Chandler Morgan (He/Him, Japanese)

Chandler Morgan is a Japanese major who is honored to be part of the East Asian Center Foreign Language Area Studies this academic term. Currently a Senior, Chandler has his eyes set on being a part of the JET Program after he graduates.

Thanks to the 2022-2023 Academic Year FLAS fellowship from the East Asia Center Chandler is excited to focus solely on the Japanese language and classes centric to Japanese culture. In the more distant future and with their experience gained from their time as a FLAS Fellowship member, Chandler hopes to spread his passion of language learning to not just those wanting to learn English in Japan, but to those wanting to learn Japanese all over the world.

 

Eliyah Omar (He/Him, Japanese)

Eliyah is a third-year graduate student in the Department of Anthropology’s Sociocultural Anthropology PhD program. His primary research focus is on modern dynamics of transnational popular culture exchange, with Japan being his main area of interest.

Japan’s popular culture has had considerable global influence. Eliyah’s research centers on recent developments in Japan’s pop-cultural landscape with regard to shifts in patterns of production and consumption, new means of communication and dissemination, and international factors. 

Conducting international research requires a high level of language proficiency and regional knowledge, and thanks to the FLAS Fellowship from the Global Studies Center, Eliyah is provided the necessary funding to continue developing his Japanese language capabilities and academic skill set. In the future Eliyah hopes to contribute to intercultural understanding, appreciation, and respect through a career in anthropological research and professorship.

 

Sarah Prothero (She/Her, Chinese)

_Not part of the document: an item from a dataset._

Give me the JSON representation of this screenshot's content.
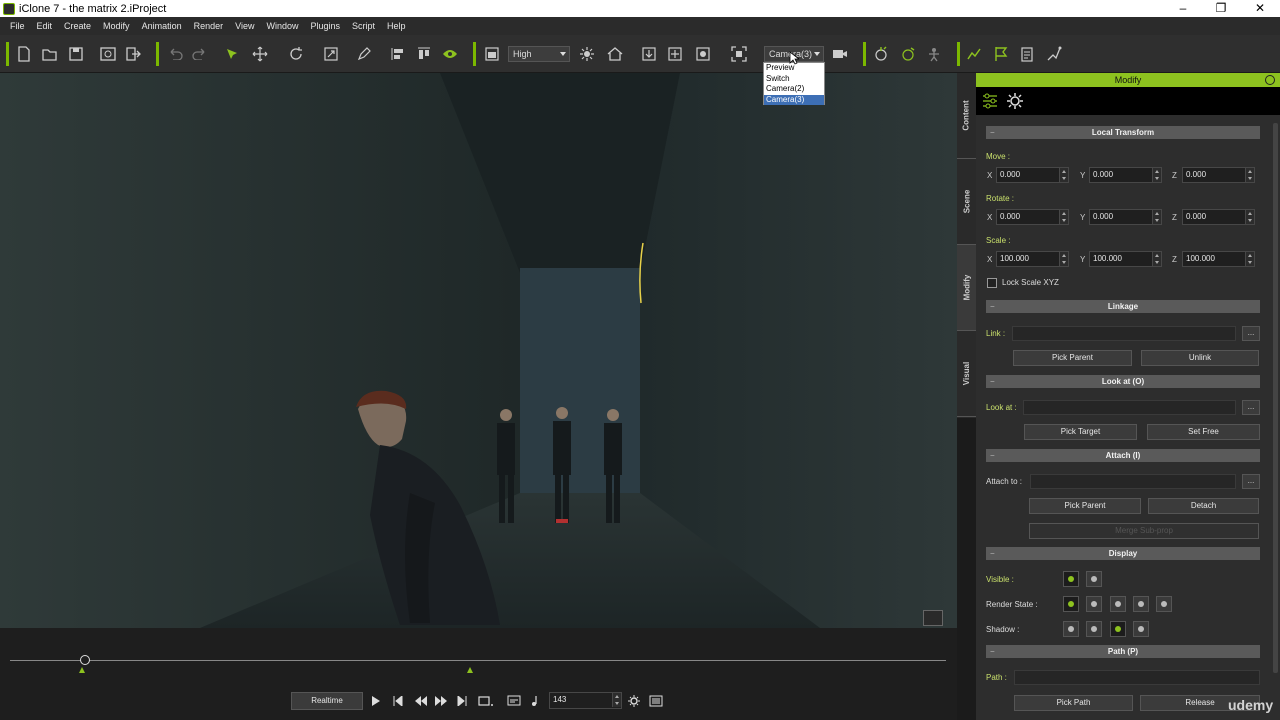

Sarah Prothero is a first-year MA student in the China Studies program at the Jackson School of International Studies. She previously earned a BA in Anthropology from California State University, Long Beach and an MA in Chinese Studies from the Chinese University of Hong Kong. Prior to studying at the University of Washington, she worked for three years as an English teacher in Hubei Province, China. She is interested in exploring issues of ethnicity, environment, and urbanization in the context of China’s urban-rural divide.

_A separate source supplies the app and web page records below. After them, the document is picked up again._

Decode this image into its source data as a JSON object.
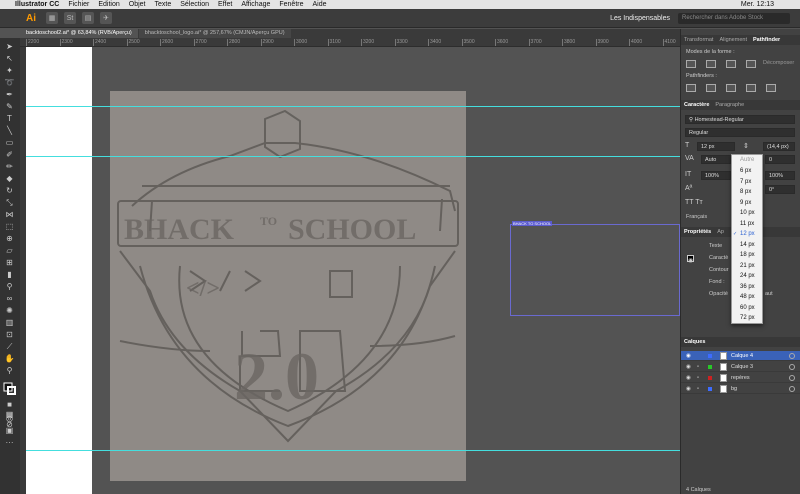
{
  "menubar": {
    "apple": "",
    "app": "Illustrator CC",
    "menus": [
      "Fichier",
      "Edition",
      "Objet",
      "Texte",
      "Sélection",
      "Effet",
      "Affichage",
      "Fenêtre",
      "Aide"
    ],
    "clock": "Mer. 12:13"
  },
  "apptoolbar": {
    "logo": "Ai",
    "workspace": "Les Indispensables",
    "search_placeholder": "Rechercher dans Adobe Stock"
  },
  "doc_tabs": [
    {
      "label": "backtoschool2.ai* @ 63,84% (RVB/Aperçu)",
      "active": true
    },
    {
      "label": "bhacktoschool_logo.ai* @ 257,67% (CMJN/Aperçu GPU)",
      "active": false
    }
  ],
  "ruler": {
    "ticks": [
      "2200",
      "2300",
      "2400",
      "2500",
      "2600",
      "2700",
      "2800",
      "2900",
      "3000",
      "3100",
      "3200",
      "3300",
      "3400",
      "3500",
      "3600",
      "3700",
      "3800",
      "3900",
      "4000",
      "4100"
    ]
  },
  "canvas": {
    "selection_label": "BHACK TO SCHOOL",
    "sketch": {
      "banner_left": "BHACK",
      "banner_to": "TO",
      "banner_right": "SCHOOL",
      "code_symbol": "</>",
      "version": "2.0"
    }
  },
  "right_panel": {
    "top_tabs": [
      "Transformat",
      "Alignement",
      "Pathfinder"
    ],
    "mode_label": "Modes de la forme :",
    "decomposer": "Décomposer",
    "pathfinders_label": "Pathfinders :",
    "char_tabs": [
      "Caractère",
      "Paragraphe"
    ],
    "font_family": "Homestead-Regular",
    "font_style": "Regular",
    "font_size": "12 px",
    "leading": "(14,4 px)",
    "kerning": "Auto",
    "scale": "100%",
    "scale_v": "100%",
    "lang": "Français",
    "size_options": {
      "header": "Autre",
      "items": [
        "6 px",
        "7 px",
        "8 px",
        "9 px",
        "10 px",
        "11 px",
        "12 px",
        "14 px",
        "18 px",
        "21 px",
        "24 px",
        "36 px",
        "48 px",
        "60 px",
        "72 px"
      ],
      "selected": "12 px"
    },
    "props_tabs": [
      "Propriétés",
      "Ap"
    ],
    "props_rows": [
      "Texte",
      "Caractè",
      "Contour",
      "Fond :",
      "Opacité"
    ],
    "props_suffix": "aut",
    "layers_tab": "Calques",
    "layers": [
      {
        "name": "Calque 4",
        "color": "#3d6cff",
        "active": true
      },
      {
        "name": "Calque 3",
        "color": "#28c828",
        "active": false
      },
      {
        "name": "repères",
        "color": "#cc2222",
        "active": false
      },
      {
        "name": "bg",
        "color": "#3d6cff",
        "active": false
      }
    ],
    "layers_count": "4 Calques"
  }
}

The FLAS Fellowship from the East Asia Center has allowed Sarah to fully dedicate her time to studying the Chinese language and exploring her academic interests through area studies courses.  She is grateful for the opportunity to improve her language skills in preparation for further graduate education and a career focused on China.

 

Chad Westra (Japanese)

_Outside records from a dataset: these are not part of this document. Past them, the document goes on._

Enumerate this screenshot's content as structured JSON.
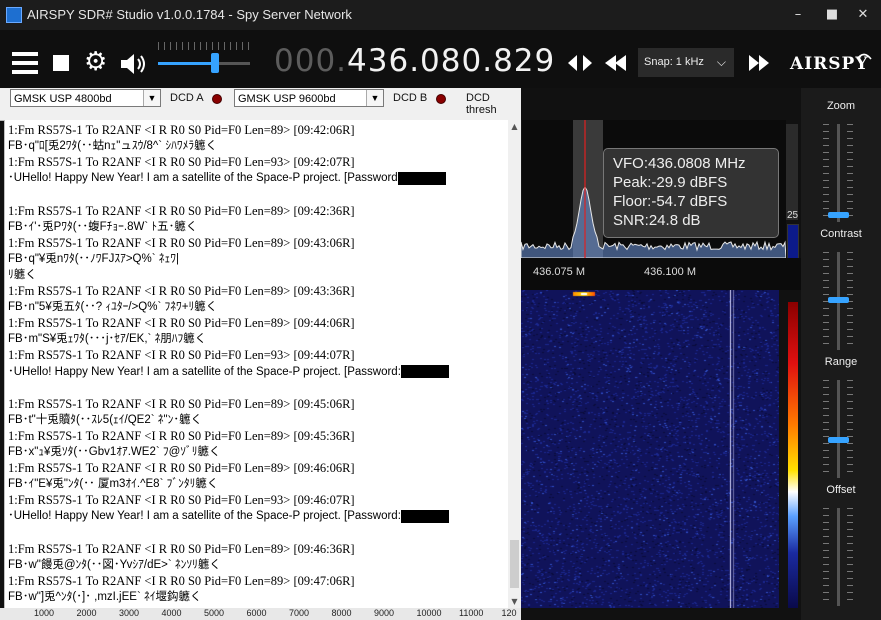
{
  "window": {
    "title": "AIRSPY SDR# Studio v1.0.0.1784 - Spy Server Network",
    "controls": {
      "minimize": "–",
      "maximize": "■",
      "close": "✕"
    }
  },
  "toolbar": {
    "frequency_dim": "000.",
    "frequency_bright": "436.080.829",
    "snap_label": "Snap: 1 kHz",
    "logo_text": "AIRSPY",
    "volume_level": 0.62
  },
  "decoder": {
    "combo_a": "GMSK USP 4800bd",
    "dcd_a_label": "DCD A",
    "combo_b": "GMSK USP 9600bd",
    "dcd_b_label": "DCD B",
    "dcd_thresh_label": "DCD thresh"
  },
  "log": [
    {
      "kind": "hdr",
      "text": "1:Fm RS57S-1 To R2ANF <I R R0 S0 Pid=F0 Len=89> [09:42:06R]"
    },
    {
      "kind": "body",
      "text": "FB･q\"ﾛ[兎2ﾜﾀ(･･蛄nｪ\"ュｽｳ/8^` ｼﾊﾜﾒﾗ軈く"
    },
    {
      "kind": "hdr",
      "text": "1:Fm RS57S-1 To R2ANF <I R R0 S0 Pid=F0 Len=93> [09:42:07R]"
    },
    {
      "kind": "body",
      "text": "･UHello! Happy New Year! I am a satellite of the Space-P project. [Password",
      "redact": true
    },
    {
      "kind": "blank",
      "text": ""
    },
    {
      "kind": "hdr",
      "text": "1:Fm RS57S-1 To R2ANF <I R R0 S0 Pid=F0 Len=89> [09:42:36R]"
    },
    {
      "kind": "body",
      "text": "FB･ｲ'･兎Pﾜﾀ(･･蝮Fﾁｮｰ.8W` ﾄ五･軈く"
    },
    {
      "kind": "hdr",
      "text": "1:Fm RS57S-1 To R2ANF <I R R0 S0 Pid=F0 Len=89> [09:43:06R]"
    },
    {
      "kind": "body",
      "text": "FB･q\"¥兎nﾜﾀ(･･ﾉﾜFJｽｱ>Q%` ﾈｪﾜ|"
    },
    {
      "kind": "body",
      "text": "ﾘ軈く"
    },
    {
      "kind": "hdr",
      "text": "1:Fm RS57S-1 To R2ANF <I R R0 S0 Pid=F0 Len=89> [09:43:36R]"
    },
    {
      "kind": "body",
      "text": "FB･n\"5¥兎五ﾀ(･･?          ｨﾕﾀｰ/>Q%` ﾌﾈﾜ+ﾘ軈く"
    },
    {
      "kind": "hdr",
      "text": "1:Fm RS57S-1 To R2ANF <I R R0 S0 Pid=F0 Len=89> [09:44:06R]"
    },
    {
      "kind": "body",
      "text": "FB･m\"S¥兎ｪﾜﾀ(･･･j･ｾｱ/EK,` ﾈ朋ﾊﾌ軈く"
    },
    {
      "kind": "hdr",
      "text": "1:Fm RS57S-1 To R2ANF <I R R0 S0 Pid=F0 Len=93> [09:44:07R]"
    },
    {
      "kind": "body",
      "text": "･UHello! Happy New Year! I am a satellite of the Space-P project. [Password:",
      "redact": true
    },
    {
      "kind": "blank",
      "text": ""
    },
    {
      "kind": "hdr",
      "text": "1:Fm RS57S-1 To R2ANF <I R R0 S0 Pid=F0 Len=89> [09:45:06R]"
    },
    {
      "kind": "body",
      "text": "FB･t\"十兎贖ﾀ(･･ｽﾚ5(ｪｲ/QE2` ﾈ\"ﾝ･軈く"
    },
    {
      "kind": "hdr",
      "text": "1:Fm RS57S-1 To R2ANF <I R R0 S0 Pid=F0 Len=89> [09:45:36R]"
    },
    {
      "kind": "body",
      "text": "FB･x\"ｭ¥兎ｿﾀ(･･Gbv1ｵｱ.WE2` ﾌ@ｿﾞﾘ軈く"
    },
    {
      "kind": "hdr",
      "text": "1:Fm RS57S-1 To R2ANF <I R R0 S0 Pid=F0 Len=89> [09:46:06R]"
    },
    {
      "kind": "body",
      "text": "FB･ｲ\"E¥兎\"ﾝﾀ(･･ 厦m3ｵｲ.^E8` ﾌﾞﾝﾀﾘ軈く"
    },
    {
      "kind": "hdr",
      "text": "1:Fm RS57S-1 To R2ANF <I R R0 S0 Pid=F0 Len=93> [09:46:07R]"
    },
    {
      "kind": "body",
      "text": "･UHello! Happy New Year! I am a satellite of the Space-P project. [Password:",
      "redact": true
    },
    {
      "kind": "blank",
      "text": ""
    },
    {
      "kind": "hdr",
      "text": "1:Fm RS57S-1 To R2ANF <I R R0 S0 Pid=F0 Len=89> [09:46:36R]"
    },
    {
      "kind": "body",
      "text": "FB･w\"饅兎@ﾝﾀ(･･図･Yvｼｱ/dE>` ﾈﾝｿﾘ軈く"
    },
    {
      "kind": "hdr",
      "text": "1:Fm RS57S-1 To R2ANF <I R R0 S0 Pid=F0 Len=89> [09:47:06R]"
    },
    {
      "kind": "body",
      "text": "FB･w\"]兎^ﾝﾀ(･]･ ,mzI.jEE` ﾈｲ堰鈎軈く"
    }
  ],
  "hz_axis": [
    "1000",
    "2000",
    "3000",
    "4000",
    "5000",
    "6000",
    "7000",
    "8000",
    "9000",
    "10000",
    "11000",
    "120"
  ],
  "spectrum": {
    "vfo": "VFO:436.0808 MHz",
    "peak": "Peak:-29.9 dBFS",
    "floor": "Floor:-54.7 dBFS",
    "snr": "SNR:24.8 dB",
    "scale_value": "25",
    "freq_labels": [
      "436.075 M",
      "436.100 M"
    ]
  },
  "side_panel": {
    "zoom": "Zoom",
    "contrast": "Contrast",
    "range": "Range",
    "offset": "Offset"
  },
  "colors": {
    "accent": "#36a3ff",
    "background": "#111111",
    "led_off": "#8a0000"
  }
}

Chad Westra is a second-year History PhD student with a primary interest in modern China and secondary interests in Japanese history and Japanese empire. His research examines social, political, and economic transformations in China through the lens of paper. He hopes to develop Japanese language skills that will allow him to incorporate Japanese scholarship and primary sources into his research. With FLAS support this year, Chad is taking second-year Japanese language courses and various courses on the history of premodern and modern Japan.
 

Julia Williams (She/Her, Chinese)

Julia is a fourth-year undergraduate student majoring in Chinese and Political Science with a focus on international security and minoring in data science. She is additionally a member of the Chinese Language Flagship program at UW. This program provides students with support to pursue Chinese language studies and the opportunity to travel abroad and gain greater Chinese language skills. Julia also works as a Handshake Data Specialist for the UW Career and Internship Center. In this role, she works with data review and analysis on the UW Handshake website.
Julia began studying Chinese in high school and is now in her eighth year of studying Chinese. The FLAS Fellowship has given her the opportunity to continue her passion for language learning, while also helping to further her East Asian areas studies. This fellowship will allow Julia to focus on Taiwan and the ever-present issue of international security. Julia hopes to pursue a career that involves her interest in international security and Chinese language capabilities in the future.